Several current trends are increasing the urgency to address the energy-water nexus in an integrated way, both in the U.S. and China. Precipitation and temperature patterns are undergoing rapid change with increasing frequency and intensity of extreme events. Population growth and regional migration trends indicate that the population in certain arid areas (such as the Southwest United States) is likely to continue to increase, further impacting the management of both energy and water systems. The introduction of new technologies in the energy and water domains could shift water and energy demands. Moreover, policy developments addressing water impacts of energy production are introducing additional complexities for decision making. As both the challenges and opportunities at the energy-water nexus within the U.S. are mirrored in China, productive research collaboration is expected to benefit both nations.
The CERC Water and Energy Technologies Consortium (CERC WET) aims to build and transfer a foundation of knowledge, technologies, human capabilities, and relationships that position the United States, in particular with relevant industries, non-profits, and our research peers in China, to thrive in a future with constrained energy and water resources in a changing global climate.
CERC WET focuses its research on the following topic areas: Water Use Reduction at Thermoelectric Plants; Treatment & Management of Non-Traditional Waters; Improving Sustainable Hydropower Design and Operation; Climate Impact Modeling, Methods, and Scenarios to Support Improved Energy and Water Systems Understanding; and Data and Analysis to Inform Planning, Policy, and Other Decisions. Dr. Ashok Gadgil from University of California, Berkeley leads the U.S. consortium, and Liu He, from RIPED leads the Chinese consortium.
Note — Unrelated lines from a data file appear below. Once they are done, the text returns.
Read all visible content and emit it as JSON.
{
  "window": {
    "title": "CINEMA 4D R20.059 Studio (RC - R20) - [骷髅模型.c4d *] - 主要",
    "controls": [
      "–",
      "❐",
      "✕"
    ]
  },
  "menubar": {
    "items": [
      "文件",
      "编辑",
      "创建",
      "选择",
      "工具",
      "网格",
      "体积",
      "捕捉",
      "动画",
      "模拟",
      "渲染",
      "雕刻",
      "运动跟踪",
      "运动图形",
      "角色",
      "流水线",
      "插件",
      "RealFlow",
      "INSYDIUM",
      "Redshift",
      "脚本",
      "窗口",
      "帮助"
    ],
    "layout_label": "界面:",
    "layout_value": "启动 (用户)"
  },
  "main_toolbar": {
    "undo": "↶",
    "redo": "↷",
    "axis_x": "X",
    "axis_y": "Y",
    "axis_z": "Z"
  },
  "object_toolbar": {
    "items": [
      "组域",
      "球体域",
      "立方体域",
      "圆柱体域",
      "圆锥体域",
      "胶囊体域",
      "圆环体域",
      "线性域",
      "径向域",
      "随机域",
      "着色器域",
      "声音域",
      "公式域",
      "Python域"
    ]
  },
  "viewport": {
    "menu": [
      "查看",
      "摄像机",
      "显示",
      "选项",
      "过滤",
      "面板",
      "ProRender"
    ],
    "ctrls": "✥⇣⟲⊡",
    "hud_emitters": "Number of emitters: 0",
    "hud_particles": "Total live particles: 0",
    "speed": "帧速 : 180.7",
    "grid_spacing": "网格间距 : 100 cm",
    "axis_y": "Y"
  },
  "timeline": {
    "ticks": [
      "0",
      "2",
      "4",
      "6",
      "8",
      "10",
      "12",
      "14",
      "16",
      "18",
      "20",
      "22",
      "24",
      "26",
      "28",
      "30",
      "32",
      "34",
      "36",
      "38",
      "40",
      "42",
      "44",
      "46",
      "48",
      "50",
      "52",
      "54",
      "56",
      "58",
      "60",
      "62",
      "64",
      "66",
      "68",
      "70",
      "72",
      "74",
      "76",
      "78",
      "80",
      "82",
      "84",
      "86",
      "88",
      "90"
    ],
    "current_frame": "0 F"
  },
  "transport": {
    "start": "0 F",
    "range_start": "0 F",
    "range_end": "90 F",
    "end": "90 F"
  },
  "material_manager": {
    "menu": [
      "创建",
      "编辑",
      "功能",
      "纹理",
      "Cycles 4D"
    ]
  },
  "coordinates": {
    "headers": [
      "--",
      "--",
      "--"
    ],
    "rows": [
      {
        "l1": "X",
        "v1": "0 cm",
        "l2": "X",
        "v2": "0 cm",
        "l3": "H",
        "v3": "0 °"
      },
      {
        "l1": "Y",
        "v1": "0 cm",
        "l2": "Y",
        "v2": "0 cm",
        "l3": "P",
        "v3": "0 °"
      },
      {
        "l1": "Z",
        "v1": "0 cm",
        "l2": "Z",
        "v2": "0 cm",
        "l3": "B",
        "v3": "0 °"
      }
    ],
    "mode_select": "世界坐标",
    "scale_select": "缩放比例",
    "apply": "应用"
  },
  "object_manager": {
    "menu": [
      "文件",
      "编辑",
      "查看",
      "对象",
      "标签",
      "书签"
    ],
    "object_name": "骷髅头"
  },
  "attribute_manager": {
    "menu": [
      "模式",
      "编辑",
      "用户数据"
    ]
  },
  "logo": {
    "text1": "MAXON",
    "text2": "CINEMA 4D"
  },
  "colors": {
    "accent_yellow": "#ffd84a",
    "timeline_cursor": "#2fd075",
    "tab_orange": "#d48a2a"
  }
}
The U.S. and Chinese consortia (collectively, CERC WET) have agreed to a Joint Work Plan (Bilingual PDF) to significantly advance water and energy technologies, in both China and the United States. U.S. and Chinese officials simultaneously agreed to a Technology Management Plan (TMP) (Bilingual PDF) regarding intellectual property rights. The Agreement (English PDF Chinese PDF) protects American and Chinese research, scientists, and engineers by ensuring their intellectual property rights for the technology they create.
For more details go to the Water and Energy Technologies Consortium website.